Rep. Mario Diaz-Balart, R-Miami, sent a letter this week to Immigration and Customs Enforcement (ICE) stating his opposition to the location of a publicly funded, privately managed immigration detention center to be built in South Florida.
The detention center would be built on land administered by the town of Southwest Ranches and owned by the Corrections Corporation of America, but surrounded by residential areas of Pembroke Pines and unincorporated Broward County.
Diaz-Balart writes: “Although the facility is not located within the Congressional District I represent, I have been approached by residents concerned that the facility will have a detrimental impact on the local and surrounding communities.” According to Diaz-Balart, residents have told him “the facility could affect property value, traffic and noise to the area, utility consumption,” adding that “the potential site is less than five miles away from a dozen schools.”
The congressman writes that until these issues are “appropriately addressed, [he is] opposed to the location of the detention facility.”
Residents of Pembroke Pines and the town of Southwest Ranches have voiced opposition to the federally funded and privately managed detention center since ICE announced it had chosen the Southwest Ranches/Corrections Corporation of America proposal in June. Citizens have even called for the resignation of Southwest Ranches Mayor Jeff Nelson.
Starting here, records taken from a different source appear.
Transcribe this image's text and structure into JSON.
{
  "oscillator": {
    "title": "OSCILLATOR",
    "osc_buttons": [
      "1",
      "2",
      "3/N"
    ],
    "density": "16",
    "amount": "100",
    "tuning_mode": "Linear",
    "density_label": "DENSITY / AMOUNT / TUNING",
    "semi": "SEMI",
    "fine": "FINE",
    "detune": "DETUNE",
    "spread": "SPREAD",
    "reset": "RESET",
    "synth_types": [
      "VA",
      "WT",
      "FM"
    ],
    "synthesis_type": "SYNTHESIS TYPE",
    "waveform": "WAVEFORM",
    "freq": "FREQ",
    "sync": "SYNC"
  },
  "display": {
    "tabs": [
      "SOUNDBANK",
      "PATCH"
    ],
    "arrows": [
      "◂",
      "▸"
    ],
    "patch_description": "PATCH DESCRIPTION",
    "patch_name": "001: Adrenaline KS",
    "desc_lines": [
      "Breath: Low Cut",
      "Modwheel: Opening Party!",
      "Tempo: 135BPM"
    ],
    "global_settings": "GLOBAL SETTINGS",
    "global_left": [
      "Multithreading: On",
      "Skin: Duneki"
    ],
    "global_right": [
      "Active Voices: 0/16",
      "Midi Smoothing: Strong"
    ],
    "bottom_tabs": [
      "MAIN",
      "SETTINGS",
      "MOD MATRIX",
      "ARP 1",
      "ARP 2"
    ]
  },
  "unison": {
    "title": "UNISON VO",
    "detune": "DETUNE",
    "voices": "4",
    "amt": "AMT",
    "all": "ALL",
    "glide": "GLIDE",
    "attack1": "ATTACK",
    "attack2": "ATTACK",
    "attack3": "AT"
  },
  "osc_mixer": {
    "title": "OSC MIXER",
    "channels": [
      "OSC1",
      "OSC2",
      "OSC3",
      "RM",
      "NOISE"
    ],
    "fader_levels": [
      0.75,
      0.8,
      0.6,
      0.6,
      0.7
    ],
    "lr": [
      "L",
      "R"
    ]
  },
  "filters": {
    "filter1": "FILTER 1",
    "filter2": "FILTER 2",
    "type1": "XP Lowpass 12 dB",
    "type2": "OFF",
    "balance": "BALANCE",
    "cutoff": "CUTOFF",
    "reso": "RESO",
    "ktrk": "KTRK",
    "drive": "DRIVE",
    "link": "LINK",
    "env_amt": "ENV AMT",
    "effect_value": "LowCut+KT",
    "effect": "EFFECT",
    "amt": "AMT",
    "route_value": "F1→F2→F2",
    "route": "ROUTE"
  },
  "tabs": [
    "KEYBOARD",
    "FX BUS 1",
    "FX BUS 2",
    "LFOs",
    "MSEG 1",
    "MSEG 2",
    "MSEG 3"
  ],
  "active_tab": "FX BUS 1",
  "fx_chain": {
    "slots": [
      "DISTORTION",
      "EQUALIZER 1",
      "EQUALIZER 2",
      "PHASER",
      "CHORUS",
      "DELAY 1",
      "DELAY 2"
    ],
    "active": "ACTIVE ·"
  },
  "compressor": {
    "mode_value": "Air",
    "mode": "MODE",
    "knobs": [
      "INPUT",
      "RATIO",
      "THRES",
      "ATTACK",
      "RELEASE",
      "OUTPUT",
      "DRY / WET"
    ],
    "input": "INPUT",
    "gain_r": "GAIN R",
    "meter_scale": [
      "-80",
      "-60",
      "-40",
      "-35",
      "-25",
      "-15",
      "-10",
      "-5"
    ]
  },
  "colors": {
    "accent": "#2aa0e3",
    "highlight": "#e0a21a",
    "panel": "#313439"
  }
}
At a town hall meeting held on Nov. 5 in the city of Pembroke Pines, about 250 southwest Broward residents told local and federal officials, as well as prison industry executives, that they don’t want an immigration detention center in their area.
Rep. Debbie Wasserman Schultz, D-Pembroke Pines, represents the district where the detention facility would be built; she said late last week that the center would have the least negative impact on residents and create short-term and long-term jobs.
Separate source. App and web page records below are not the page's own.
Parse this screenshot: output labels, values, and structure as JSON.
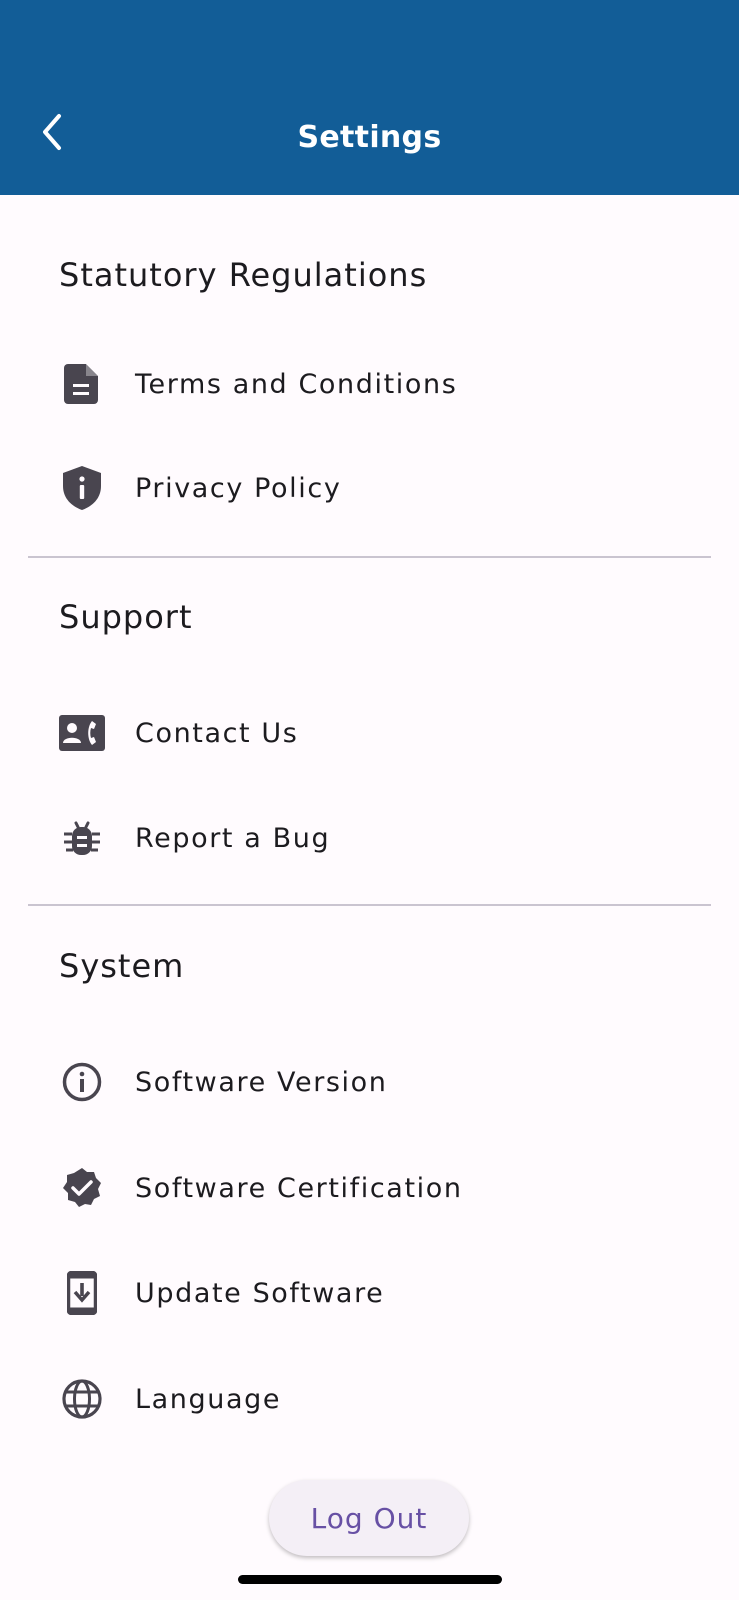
{
  "appbar": {
    "title": "Settings",
    "back_icon": "chevron-left-icon",
    "color": "#125d97"
  },
  "sections": {
    "statutory": {
      "title": "Statutory Regulations",
      "items": [
        {
          "label": "Terms and Conditions",
          "icon": "document-icon"
        },
        {
          "label": "Privacy Policy",
          "icon": "shield-info-icon"
        }
      ]
    },
    "support": {
      "title": "Support",
      "items": [
        {
          "label": "Contact Us",
          "icon": "contact-phone-icon"
        },
        {
          "label": "Report a Bug",
          "icon": "bug-icon"
        }
      ]
    },
    "system": {
      "title": "System",
      "items": [
        {
          "label": "Software Version",
          "icon": "info-icon"
        },
        {
          "label": "Software Certification",
          "icon": "verified-badge-icon"
        },
        {
          "label": "Update Software",
          "icon": "system-update-icon"
        },
        {
          "label": "Language",
          "icon": "globe-icon"
        }
      ]
    }
  },
  "logout": {
    "label": "Log Out",
    "text_color": "#6750a4"
  }
}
In an April 2011 letter, Wasserman Schultz and Sen. Bill Nelson, D-Fla., stated their support for “the application by the Town of Southwest Ranches, Florida, in response to the ‘Request for IGSA Concept Proposal: Miami’ issued by the U.S. Immigration and Customs Enforcement.”
According to Deetention Watch Network, Corrections Corporation of America (known as CCA) “operates a total of 14 ICE-contracted facilities with a total of 14,556 beds. In 2009, CCA averaged a daily population of 6,199 detained immigrants.
Detention Watch adds that CCA spent $18 million on federal lobbying “from 1999 to 2009. The bulk of this was between 2003 and 2007, when CCA spent between $2,020,000 and $3,800,000 each year, averaging over $3 million per year.”